Has the world seen a bond bubble before? A bond bubble is a strange concept. Bubbles are usually sparked by “irrational exuberance” and the fear of missing out. Meanwhile, bonds are usually thought of as boring and go up in times of panic, not exuberance.
In fact, a bond bubble has happened in the US in the past, although it’s been a long time since we’ve seen anything like that. But in the 1940s, it was common to speculate on US Treasuries in search of capital gains. Bond prices regularly rose before falling back toward par at maturity, providing a tailwind for investors to take advantage of. Even more importantly and aggressively, though, bond buyers thought that rates as high as 2.5% might never be seen again, prompting a “bidding frenzy” for Treasury bonds after World War II.
Where we do see select signs of froth is in the market for non-government credit. Part of this is due to a segmentation of investors in each market—those more focused on risk mitigation skew toward the government bond market while those more focused on return seeking skew toward the general credit market. And in that general credit market, some investors have been increasingly speculative in chasing yield.
However, in the government bond market, we don’t see those warning signs. That said, the government bond market is not monolithic. For example, we see more reward per unit of risk in intermediate-term bonds, rather than long-dated ones which would suffer larger losses if rates rise. And we continue to see central banks buying bonds to keep rates low. Their buying has driven pricing more than that of any other set of market participants. But perhaps that’s because the economy simply hasn’t been able to bear higher rates. Given the secular trends we have written about recently, seeing bonds at historically low yields is not entirely surprising.
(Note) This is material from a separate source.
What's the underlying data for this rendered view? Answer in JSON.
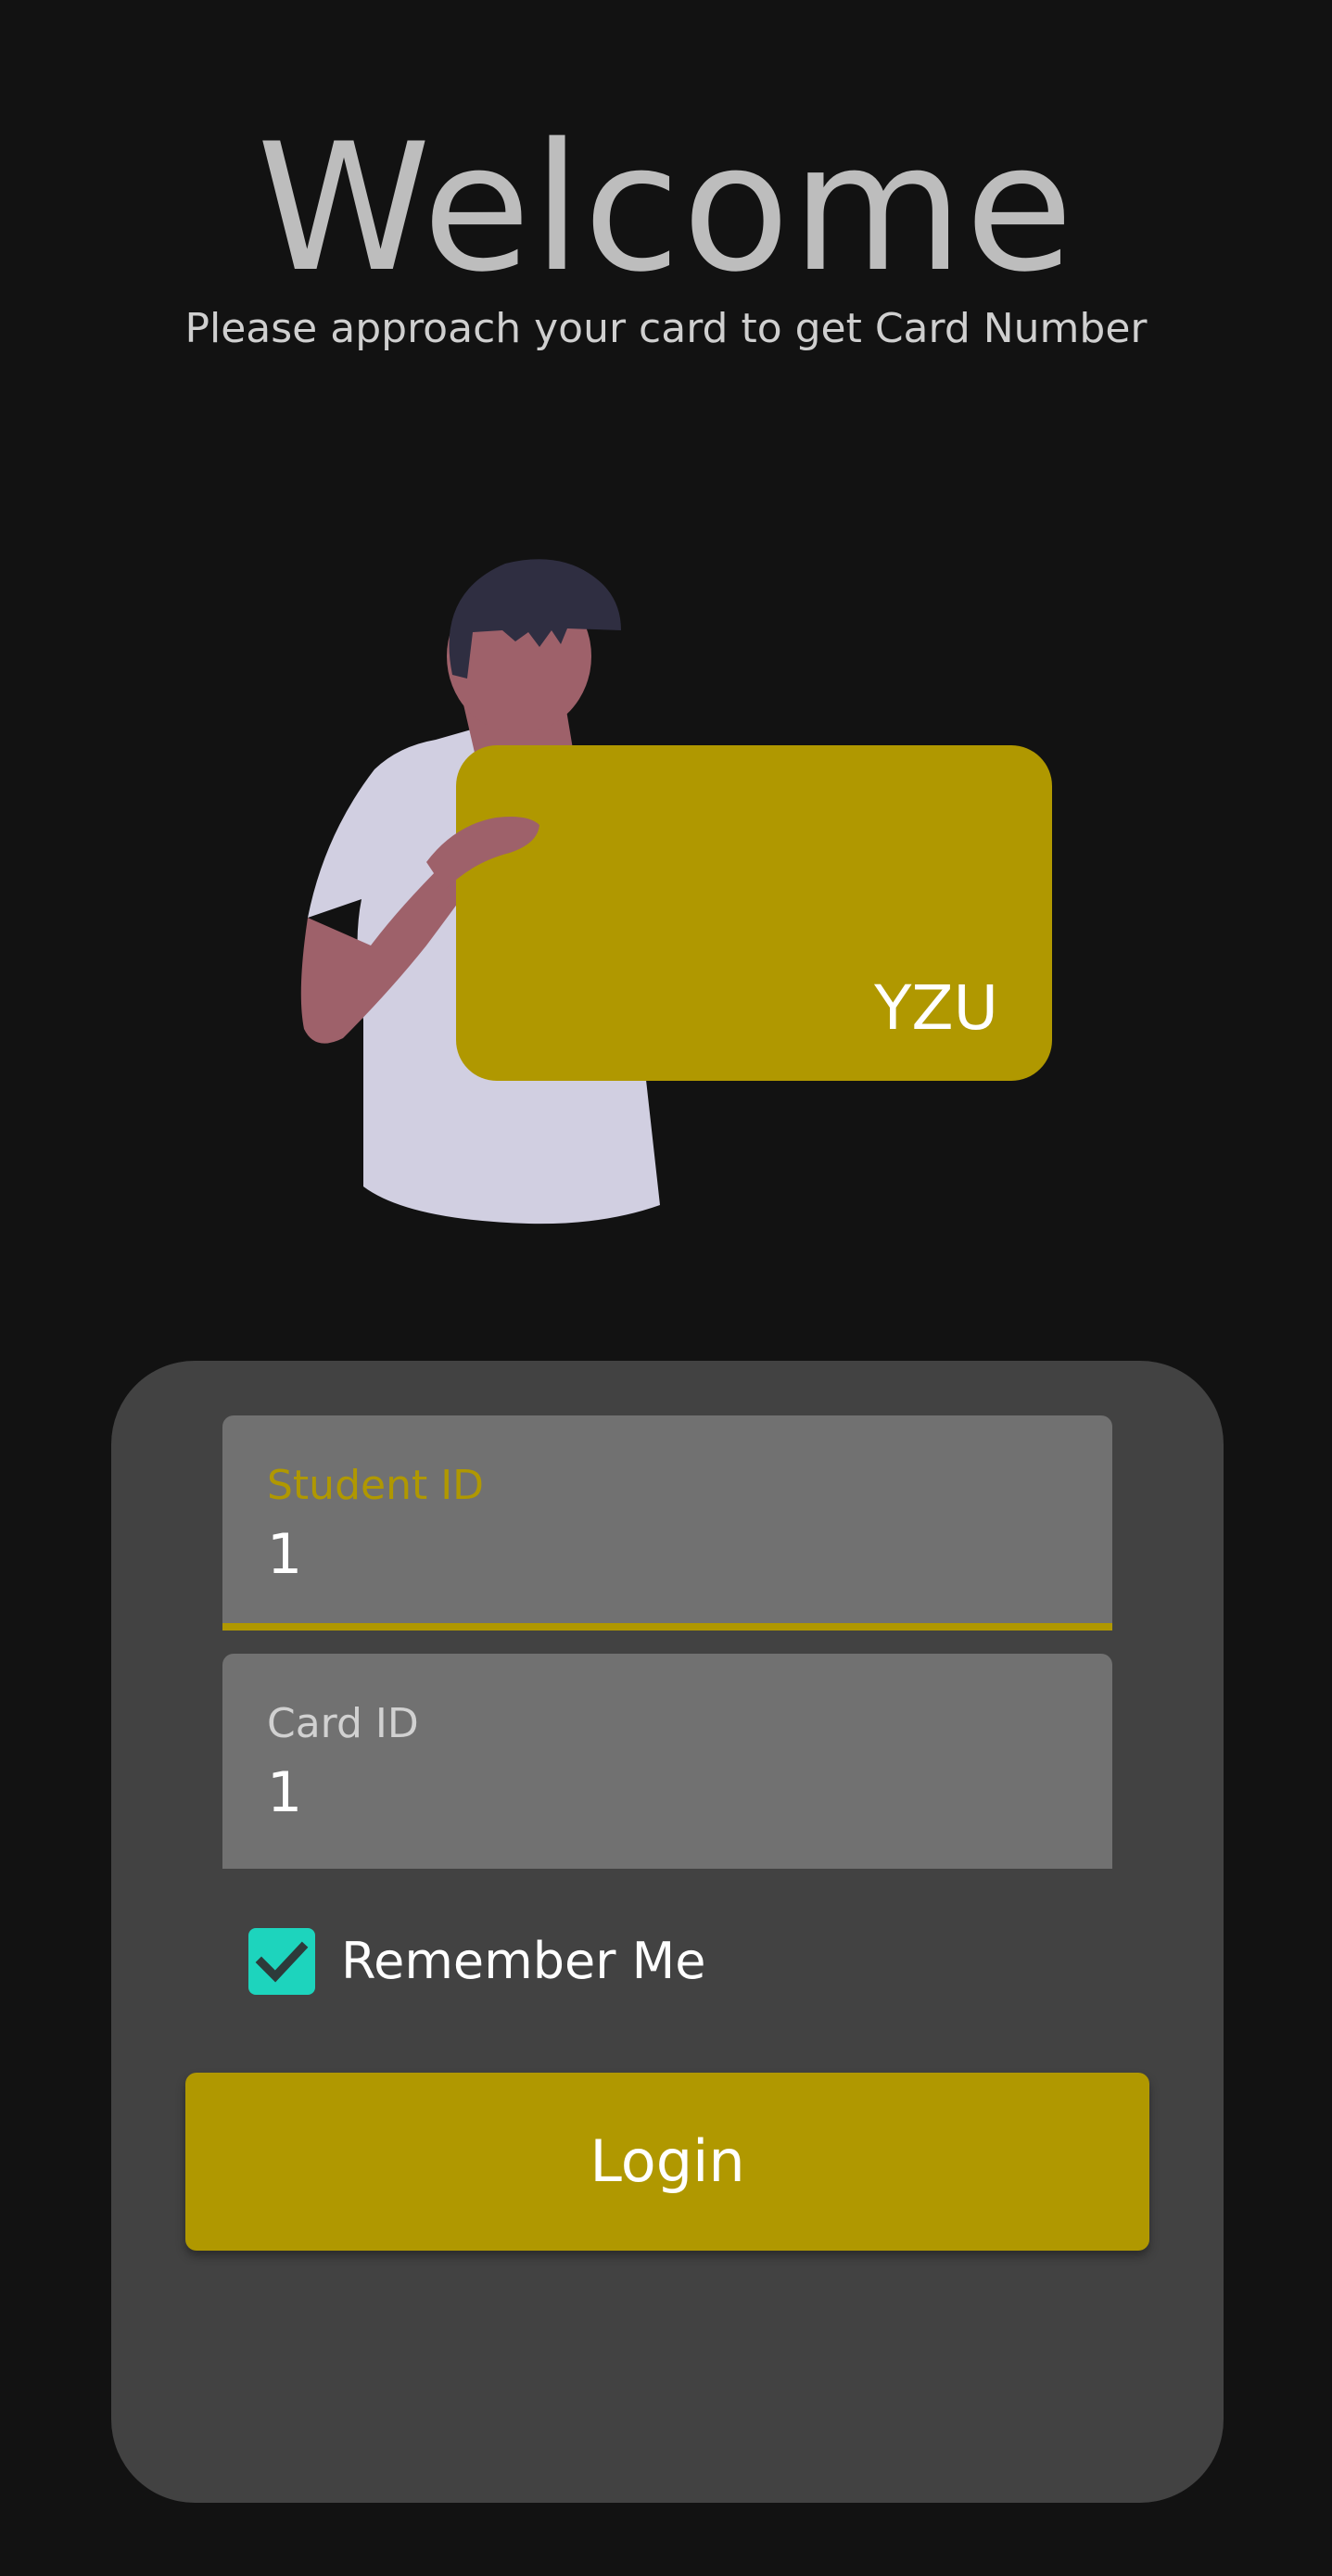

The risk we run with such low rates is potentially provoking the market’s animal spirits. We recognize that low rates mean there is a chance these could be inflamed, either in the government bond market or elsewhere. As always, we’ll continue to invest as prudently as possible and look to take advantage of situations when the market skews too heavily toward pessimism or optimism. Over the course of time, we expect that approach to reap rewards for our investors.
1 There are technically two other potential reasons for an investor to buy a bond with a negative yield, although one depends on currencies and the other involves an expected loss. In the first case, depending on expected inflation in different countries, by buying a foreign bond with a negative interest rate and hedging the foreign currency into domestic currency, you can end up with a positive return. AllianceBernstein’s fixed income portfolio managers have in fact done this recently, by buying negative-yielding European debt and converting it into dollars, earning a positive yield for US-based investors. The other case involves buying bonds while expecting to lose money on them. If the investor believes bonds will protect their portfolio in the case of downward economic shocks, they may be willing to lose money and treat that as an insurance premium to protect against a larger loss.
2 As documented in A History of Interest Rates, by Sidney Homer and Richard Sylla.
- Christopher Brigham
- Senior Research Associate—Investment Strategy Group